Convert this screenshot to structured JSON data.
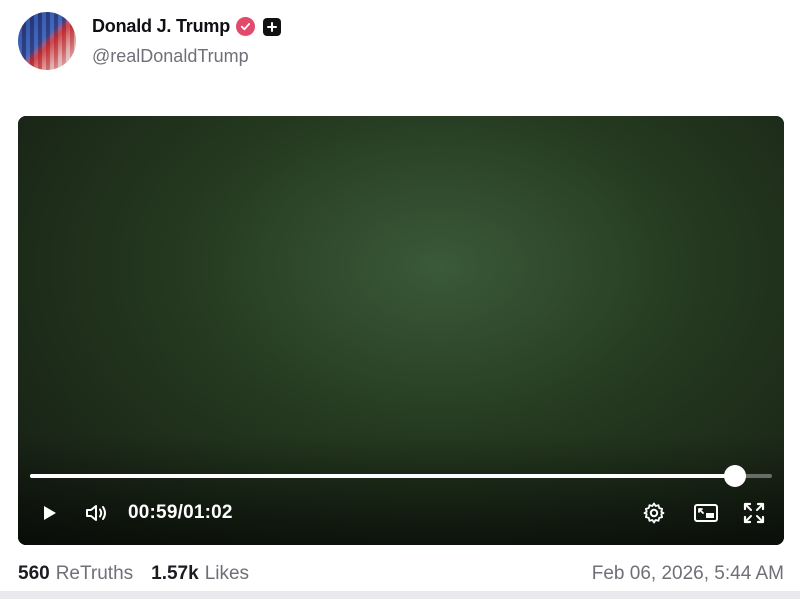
{
  "post": {
    "display_name": "Donald J. Trump",
    "handle": "@realDonaldTrump",
    "verified_icon": "verified-badge-icon",
    "plus_icon": "plus-icon"
  },
  "video": {
    "current_time": "00:59",
    "duration": "01:02",
    "time_display": "00:59/01:02",
    "progress": 0.95,
    "state": "paused",
    "controls": {
      "play": "play-icon",
      "volume": "volume-icon",
      "settings": "gear-icon",
      "pip": "picture-in-picture-icon",
      "fullscreen": "fullscreen-icon"
    }
  },
  "stats": {
    "retruths_count": "560",
    "retruths_label": "ReTruths",
    "likes_count": "1.57k",
    "likes_label": "Likes",
    "timestamp": "Feb 06, 2026, 5:44 AM"
  },
  "colors": {
    "verified": "#e14a6b",
    "muted_text": "#6f6f78"
  }
}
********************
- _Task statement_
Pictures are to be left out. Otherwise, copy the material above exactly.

- _Answer to this problem_
Convert this screenshot to structured JSON data.
{
  "post": {
    "display_name": "Donald J. Trump",
    "handle": "@realDonaldTrump",
    "verified_icon": "verified-badge-icon",
    "plus_icon": "plus-icon"
  },
  "video": {
    "current_time": "00:59",
    "duration": "01:02",
    "time_display": "00:59/01:02",
    "progress": 0.95,
    "state": "paused",
    "controls": {
      "play": "play-icon",
      "volume": "volume-icon",
      "settings": "gear-icon",
      "pip": "picture-in-picture-icon",
      "fullscreen": "fullscreen-icon"
    }
  },
  "stats": {
    "retruths_count": "560",
    "retruths_label": "ReTruths",
    "likes_count": "1.57k",
    "likes_label": "Likes",
    "timestamp": "Feb 06, 2026, 5:44 AM"
  },
  "colors": {
    "verified": "#e14a6b",
    "muted_text": "#6f6f78"
  }
}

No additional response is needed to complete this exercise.